The purpose of the following softball pitching drill is is to help the pitcher become more powerful in their throwing, to maintain a good power line so that they increase the consistency of their throws, and to improve the overall quality of their pitching mechanics.
In order to achieve these things, the concept is start with the basics, going from wrist snaps, up to the forearms, up to the full arm usage, to weight shift, to the full drive, hitting all of the location of your pitcher’s spots as well as increasing the overall strength in the arm through various conditioning drills.
Some Quick Pitching Basics
Your pitcher wants to throw the softball where she will have four seams rotating through the air. This will increase both accuracy and velocity.

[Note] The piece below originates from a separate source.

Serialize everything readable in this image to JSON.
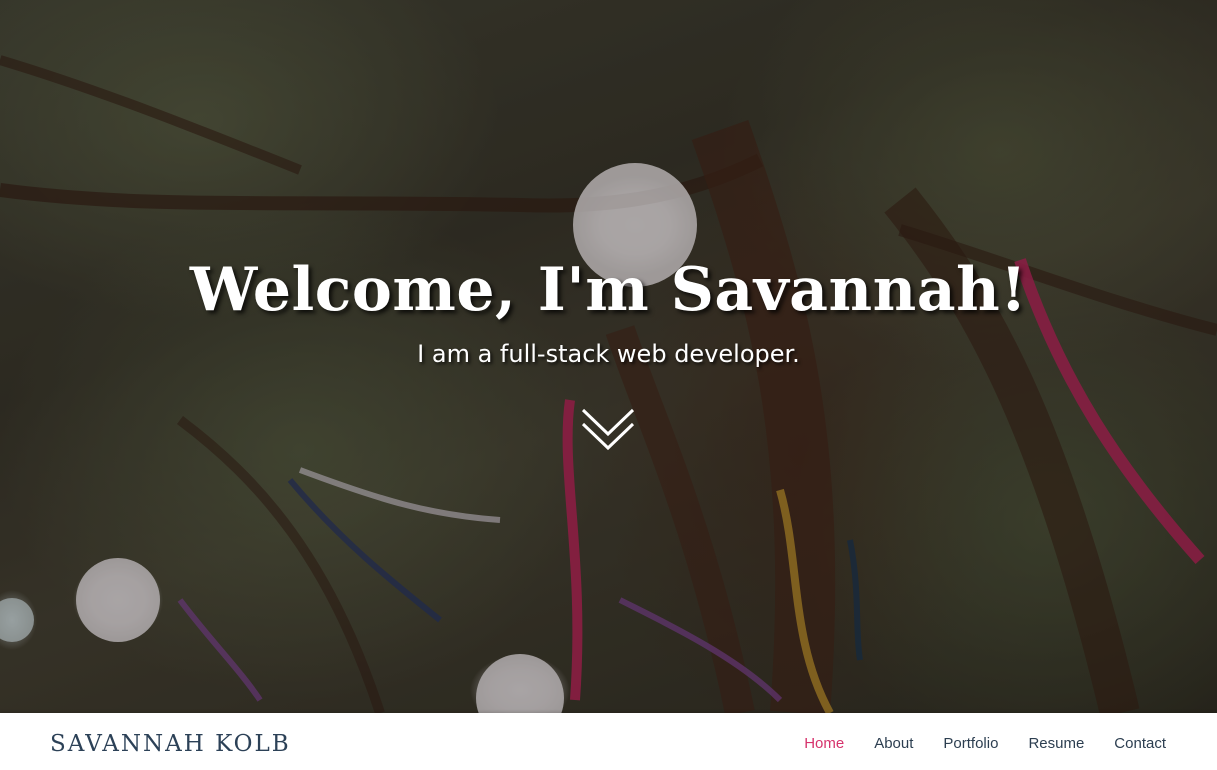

It’s a great idea to put a piece of tape around the ball to show the pitcher what you want. As your pitcher throws the ball, she can see if she’s having that 12/6 spin you want when you’re pitching. When we refer to 12/6, we mean 12/6 on the clock. Twelve o’clock is straight up; six o’clock, straight down. That rotation will give you the four seams you want.
When your pitcher grips the ball, she should grip over the edge of one of these seams and instead of burying the ball up into her palm, she should keep a little bit of space between her palm and the ball. This will help in releasing the ball with increased velocity.
It’s always important for your pitcher to keep the shoulders in line with the target.
Wrist Snap Softball Pitching Drill
The wrist snap drill is the final aspect of the pitching motion, and we want to strengthen the wrist, developing the proper spin.
Pitchers should be at their open position. Pitchers should use their glove to help restrict the movement of the elbow and to force themselves to use only their wrists in order to strengthen them.
It’s a good idea to use a weighted ball–from a nine-ounce ball to a twelve-ounce ball–for this pitching drill. Your pitcher will want to fling the ball underhand, focusing only on the movement of the wrist. For this drill, do it for either three minutes or 15 to 25 repetitions.
Forearm Snap Softball Pitching Drill
Our second softball drill is the forearm snap drill. In this drill, the athletes start with their arms to the side in open position, facing their target. From the elbow down to the fingers, they snap through the ball while working on spin and staying on their line. It’s important for your pitchers to keep their shoulders, hips, and everything aligned to the target.
While performing this drill, make certain that no weight shift is taking place. The only thing that moves is from the elbow down. There will be a slight follow-through with the arm, but the motion that we’re focusing on is the elbow down to the fingertips. This drill should be performed for two to three minutes or 25 repetitions.
Wrist Snaps with a Weight Shift Softball Drill
This drill is wrist snaps with a weight shift, which is like the wrist snap drill, but now we’re going to actually add letting the weight shift forward on the follow-through.
At the starting point, the objective is to have your shoulders in a straight line to your target as you progress through the drill, and certainly at release point. You want to start open and finish closed.
Not only does your pitcher want to make sure she’s aligned to the target she’s throwing at, she also wants to make sure that her shoulders are level. One way to accomplish this is, during the drill, make sure that the glove is parallel with the shoulders. This drill needs to be performed for two to three minutes or 25+ reps.
With these softball drills, your pitcher will be able to perfect her technique and work on becoming an even better pitcher. Be sure to share this with your fellow coaches if you agree!